### [PROBLEM DESCRIPTION]
Restate all of the entries exactly, each line as it stands.

Stored records
--- START ---
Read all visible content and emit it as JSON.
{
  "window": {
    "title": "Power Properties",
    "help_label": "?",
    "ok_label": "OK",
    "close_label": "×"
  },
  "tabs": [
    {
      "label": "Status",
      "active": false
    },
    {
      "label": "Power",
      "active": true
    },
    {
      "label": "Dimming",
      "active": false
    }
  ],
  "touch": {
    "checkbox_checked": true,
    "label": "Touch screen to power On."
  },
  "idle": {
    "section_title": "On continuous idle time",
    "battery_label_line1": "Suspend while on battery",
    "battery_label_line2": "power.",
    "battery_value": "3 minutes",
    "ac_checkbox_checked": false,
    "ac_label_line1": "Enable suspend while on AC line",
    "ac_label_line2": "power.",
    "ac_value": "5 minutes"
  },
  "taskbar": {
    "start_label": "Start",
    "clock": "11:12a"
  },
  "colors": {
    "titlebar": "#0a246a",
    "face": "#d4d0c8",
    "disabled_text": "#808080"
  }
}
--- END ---
### [EXERCISE RESPONSE]
Read all visible content and emit it as JSON.
{
  "window": {
    "title": "Power Properties",
    "help_label": "?",
    "ok_label": "OK",
    "close_label": "×"
  },
  "tabs": [
    {
      "label": "Status",
      "active": false
    },
    {
      "label": "Power",
      "active": true
    },
    {
      "label": "Dimming",
      "active": false
    }
  ],
  "touch": {
    "checkbox_checked": true,
    "label": "Touch screen to power On."
  },
  "idle": {
    "section_title": "On continuous idle time",
    "battery_label_line1": "Suspend while on battery",
    "battery_label_line2": "power.",
    "battery_value": "3 minutes",
    "ac_checkbox_checked": false,
    "ac_label_line1": "Enable suspend while on AC line",
    "ac_label_line2": "power.",
    "ac_value": "5 minutes"
  },
  "taskbar": {
    "start_label": "Start",
    "clock": "11:12a"
  },
  "colors": {
    "titlebar": "#0a246a",
    "face": "#d4d0c8",
    "disabled_text": "#808080"
  }
}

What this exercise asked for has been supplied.